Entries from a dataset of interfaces
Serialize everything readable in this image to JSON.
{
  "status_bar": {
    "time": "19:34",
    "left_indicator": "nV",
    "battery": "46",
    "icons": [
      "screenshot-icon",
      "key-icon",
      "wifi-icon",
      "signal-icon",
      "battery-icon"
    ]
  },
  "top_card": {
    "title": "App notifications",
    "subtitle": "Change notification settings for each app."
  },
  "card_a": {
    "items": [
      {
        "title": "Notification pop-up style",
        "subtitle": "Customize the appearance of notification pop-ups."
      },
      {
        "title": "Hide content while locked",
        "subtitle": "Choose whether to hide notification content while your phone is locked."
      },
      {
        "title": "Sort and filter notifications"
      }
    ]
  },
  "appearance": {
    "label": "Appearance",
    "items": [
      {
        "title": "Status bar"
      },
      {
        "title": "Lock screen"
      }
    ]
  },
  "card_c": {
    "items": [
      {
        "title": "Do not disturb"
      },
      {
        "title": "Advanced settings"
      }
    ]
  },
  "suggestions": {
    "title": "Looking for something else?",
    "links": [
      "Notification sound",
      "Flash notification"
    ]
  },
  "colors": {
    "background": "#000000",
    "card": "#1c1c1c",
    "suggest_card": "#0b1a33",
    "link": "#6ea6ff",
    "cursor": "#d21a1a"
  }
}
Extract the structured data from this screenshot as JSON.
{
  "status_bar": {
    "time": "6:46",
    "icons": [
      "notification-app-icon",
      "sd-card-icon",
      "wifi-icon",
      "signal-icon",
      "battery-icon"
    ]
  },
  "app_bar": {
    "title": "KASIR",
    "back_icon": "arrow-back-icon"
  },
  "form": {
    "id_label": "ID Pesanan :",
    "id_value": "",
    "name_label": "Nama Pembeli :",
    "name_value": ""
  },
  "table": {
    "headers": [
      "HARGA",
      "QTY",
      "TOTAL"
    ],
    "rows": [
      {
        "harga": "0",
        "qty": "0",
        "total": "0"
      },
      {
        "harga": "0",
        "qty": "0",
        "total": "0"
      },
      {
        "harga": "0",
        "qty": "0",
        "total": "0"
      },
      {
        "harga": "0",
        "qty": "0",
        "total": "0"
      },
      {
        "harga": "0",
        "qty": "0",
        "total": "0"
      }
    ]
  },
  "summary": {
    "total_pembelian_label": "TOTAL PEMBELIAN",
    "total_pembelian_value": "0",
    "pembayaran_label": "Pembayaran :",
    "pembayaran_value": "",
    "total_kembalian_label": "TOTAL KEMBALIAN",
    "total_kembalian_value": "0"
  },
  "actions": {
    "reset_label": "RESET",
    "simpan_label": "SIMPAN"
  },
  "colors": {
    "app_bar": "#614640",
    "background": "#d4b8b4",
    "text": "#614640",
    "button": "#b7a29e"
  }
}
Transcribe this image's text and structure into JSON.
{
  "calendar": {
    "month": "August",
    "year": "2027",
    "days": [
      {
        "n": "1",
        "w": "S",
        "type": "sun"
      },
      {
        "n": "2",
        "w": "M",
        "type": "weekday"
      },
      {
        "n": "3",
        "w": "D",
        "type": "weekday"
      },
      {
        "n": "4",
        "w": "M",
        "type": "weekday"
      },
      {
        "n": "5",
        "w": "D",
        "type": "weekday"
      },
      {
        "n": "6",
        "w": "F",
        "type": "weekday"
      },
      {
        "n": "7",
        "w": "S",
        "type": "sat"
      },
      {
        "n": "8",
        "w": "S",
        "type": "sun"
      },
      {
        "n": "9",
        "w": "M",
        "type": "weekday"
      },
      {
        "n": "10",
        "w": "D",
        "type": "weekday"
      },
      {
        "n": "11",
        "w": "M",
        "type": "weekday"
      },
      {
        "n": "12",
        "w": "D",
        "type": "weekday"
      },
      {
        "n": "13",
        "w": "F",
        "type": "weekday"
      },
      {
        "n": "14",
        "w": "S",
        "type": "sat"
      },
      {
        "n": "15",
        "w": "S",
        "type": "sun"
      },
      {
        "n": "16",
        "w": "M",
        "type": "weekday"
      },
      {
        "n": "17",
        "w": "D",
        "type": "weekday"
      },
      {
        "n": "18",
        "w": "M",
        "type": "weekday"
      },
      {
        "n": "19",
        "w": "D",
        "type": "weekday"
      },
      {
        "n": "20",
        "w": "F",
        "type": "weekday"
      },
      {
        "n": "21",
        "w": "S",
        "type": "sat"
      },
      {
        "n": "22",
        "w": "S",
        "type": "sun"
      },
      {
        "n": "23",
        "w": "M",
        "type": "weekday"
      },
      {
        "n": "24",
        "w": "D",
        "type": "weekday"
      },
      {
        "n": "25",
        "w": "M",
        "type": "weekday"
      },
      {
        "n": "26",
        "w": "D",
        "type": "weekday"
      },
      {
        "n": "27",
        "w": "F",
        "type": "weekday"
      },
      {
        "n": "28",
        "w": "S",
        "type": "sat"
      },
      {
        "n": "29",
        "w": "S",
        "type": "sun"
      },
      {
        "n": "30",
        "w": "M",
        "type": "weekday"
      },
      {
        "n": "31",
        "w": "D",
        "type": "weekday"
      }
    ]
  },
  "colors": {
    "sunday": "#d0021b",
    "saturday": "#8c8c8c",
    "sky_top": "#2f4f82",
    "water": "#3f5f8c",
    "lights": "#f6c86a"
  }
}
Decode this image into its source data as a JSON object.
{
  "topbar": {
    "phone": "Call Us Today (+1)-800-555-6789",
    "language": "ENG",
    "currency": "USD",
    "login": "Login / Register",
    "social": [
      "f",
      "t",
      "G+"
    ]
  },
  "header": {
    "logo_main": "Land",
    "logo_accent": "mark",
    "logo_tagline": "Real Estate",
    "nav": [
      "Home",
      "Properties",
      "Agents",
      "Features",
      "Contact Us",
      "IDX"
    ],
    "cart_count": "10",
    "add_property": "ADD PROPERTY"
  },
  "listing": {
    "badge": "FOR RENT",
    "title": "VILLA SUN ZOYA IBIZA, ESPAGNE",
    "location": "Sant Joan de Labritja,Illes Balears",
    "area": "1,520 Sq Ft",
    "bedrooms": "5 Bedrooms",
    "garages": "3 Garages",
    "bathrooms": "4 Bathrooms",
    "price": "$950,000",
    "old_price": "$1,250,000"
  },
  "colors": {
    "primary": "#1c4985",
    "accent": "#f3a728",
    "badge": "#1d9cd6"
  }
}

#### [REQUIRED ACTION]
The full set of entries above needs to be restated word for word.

#### [THE COMPLETED TASK]
Serialize everything readable in this image to JSON.
{
  "status_bar": {
    "time": "19:34",
    "left_indicator": "nV",
    "battery": "46",
    "icons": [
      "screenshot-icon",
      "key-icon",
      "wifi-icon",
      "signal-icon",
      "battery-icon"
    ]
  },
  "top_card": {
    "title": "App notifications",
    "subtitle": "Change notification settings for each app."
  },
  "card_a": {
    "items": [
      {
        "title": "Notification pop-up style",
        "subtitle": "Customize the appearance of notification pop-ups."
      },
      {
        "title": "Hide content while locked",
        "subtitle": "Choose whether to hide notification content while your phone is locked."
      },
      {
        "title": "Sort and filter notifications"
      }
    ]
  },
  "appearance": {
    "label": "Appearance",
    "items": [
      {
        "title": "Status bar"
      },
      {
        "title": "Lock screen"
      }
    ]
  },
  "card_c": {
    "items": [
      {
        "title": "Do not disturb"
      },
      {
        "title": "Advanced settings"
      }
    ]
  },
  "suggestions": {
    "title": "Looking for something else?",
    "links": [
      "Notification sound",
      "Flash notification"
    ]
  },
  "colors": {
    "background": "#000000",
    "card": "#1c1c1c",
    "suggest_card": "#0b1a33",
    "link": "#6ea6ff",
    "cursor": "#d21a1a"
  }
}
Extract the structured data from this screenshot as JSON.
{
  "status_bar": {
    "time": "6:46",
    "icons": [
      "notification-app-icon",
      "sd-card-icon",
      "wifi-icon",
      "signal-icon",
      "battery-icon"
    ]
  },
  "app_bar": {
    "title": "KASIR",
    "back_icon": "arrow-back-icon"
  },
  "form": {
    "id_label": "ID Pesanan :",
    "id_value": "",
    "name_label": "Nama Pembeli :",
    "name_value": ""
  },
  "table": {
    "headers": [
      "HARGA",
      "QTY",
      "TOTAL"
    ],
    "rows": [
      {
        "harga": "0",
        "qty": "0",
        "total": "0"
      },
      {
        "harga": "0",
        "qty": "0",
        "total": "0"
      },
      {
        "harga": "0",
        "qty": "0",
        "total": "0"
      },
      {
        "harga": "0",
        "qty": "0",
        "total": "0"
      },
      {
        "harga": "0",
        "qty": "0",
        "total": "0"
      }
    ]
  },
  "summary": {
    "total_pembelian_label": "TOTAL PEMBELIAN",
    "total_pembelian_value": "0",
    "pembayaran_label": "Pembayaran :",
    "pembayaran_value": "",
    "total_kembalian_label": "TOTAL KEMBALIAN",
    "total_kembalian_value": "0"
  },
  "actions": {
    "reset_label": "RESET",
    "simpan_label": "SIMPAN"
  },
  "colors": {
    "app_bar": "#614640",
    "background": "#d4b8b4",
    "text": "#614640",
    "button": "#b7a29e"
  }
}
Transcribe this image's text and structure into JSON.
{
  "calendar": {
    "month": "August",
    "year": "2027",
    "days": [
      {
        "n": "1",
        "w": "S",
        "type": "sun"
      },
      {
        "n": "2",
        "w": "M",
        "type": "weekday"
      },
      {
        "n": "3",
        "w": "D",
        "type": "weekday"
      },
      {
        "n": "4",
        "w": "M",
        "type": "weekday"
      },
      {
        "n": "5",
        "w": "D",
        "type": "weekday"
      },
      {
        "n": "6",
        "w": "F",
        "type": "weekday"
      },
      {
        "n": "7",
        "w": "S",
        "type": "sat"
      },
      {
        "n": "8",
        "w": "S",
        "type": "sun"
      },
      {
        "n": "9",
        "w": "M",
        "type": "weekday"
      },
      {
        "n": "10",
        "w": "D",
        "type": "weekday"
      },
      {
        "n": "11",
        "w": "M",
        "type": "weekday"
      },
      {
        "n": "12",
        "w": "D",
        "type": "weekday"
      },
      {
        "n": "13",
        "w": "F",
        "type": "weekday"
      },
      {
        "n": "14",
        "w": "S",
        "type": "sat"
      },
      {
        "n": "15",
        "w": "S",
        "type": "sun"
      },
      {
        "n": "16",
        "w": "M",
        "type": "weekday"
      },
      {
        "n": "17",
        "w": "D",
        "type": "weekday"
      },
      {
        "n": "18",
        "w": "M",
        "type": "weekday"
      },
      {
        "n": "19",
        "w": "D",
        "type": "weekday"
      },
      {
        "n": "20",
        "w": "F",
        "type": "weekday"
      },
      {
        "n": "21",
        "w": "S",
        "type": "sat"
      },
      {
        "n": "22",
        "w": "S",
        "type": "sun"
      },
      {
        "n": "23",
        "w": "M",
        "type": "weekday"
      },
      {
        "n": "24",
        "w": "D",
        "type": "weekday"
      },
      {
        "n": "25",
        "w": "M",
        "type": "weekday"
      },
      {
        "n": "26",
        "w": "D",
        "type": "weekday"
      },
      {
        "n": "27",
        "w": "F",
        "type": "weekday"
      },
      {
        "n": "28",
        "w": "S",
        "type": "sat"
      },
      {
        "n": "29",
        "w": "S",
        "type": "sun"
      },
      {
        "n": "30",
        "w": "M",
        "type": "weekday"
      },
      {
        "n": "31",
        "w": "D",
        "type": "weekday"
      }
    ]
  },
  "colors": {
    "sunday": "#d0021b",
    "saturday": "#8c8c8c",
    "sky_top": "#2f4f82",
    "water": "#3f5f8c",
    "lights": "#f6c86a"
  }
}
Decode this image into its source data as a JSON object.
{
  "topbar": {
    "phone": "Call Us Today (+1)-800-555-6789",
    "language": "ENG",
    "currency": "USD",
    "login": "Login / Register",
    "social": [
      "f",
      "t",
      "G+"
    ]
  },
  "header": {
    "logo_main": "Land",
    "logo_accent": "mark",
    "logo_tagline": "Real Estate",
    "nav": [
      "Home",
      "Properties",
      "Agents",
      "Features",
      "Contact Us",
      "IDX"
    ],
    "cart_count": "10",
    "add_property": "ADD PROPERTY"
  },
  "listing": {
    "badge": "FOR RENT",
    "title": "VILLA SUN ZOYA IBIZA, ESPAGNE",
    "location": "Sant Joan de Labritja,Illes Balears",
    "area": "1,520 Sq Ft",
    "bedrooms": "5 Bedrooms",
    "garages": "3 Garages",
    "bathrooms": "4 Bathrooms",
    "price": "$950,000",
    "old_price": "$1,250,000"
  },
  "colors": {
    "primary": "#1c4985",
    "accent": "#f3a728",
    "badge": "#1d9cd6"
  }
}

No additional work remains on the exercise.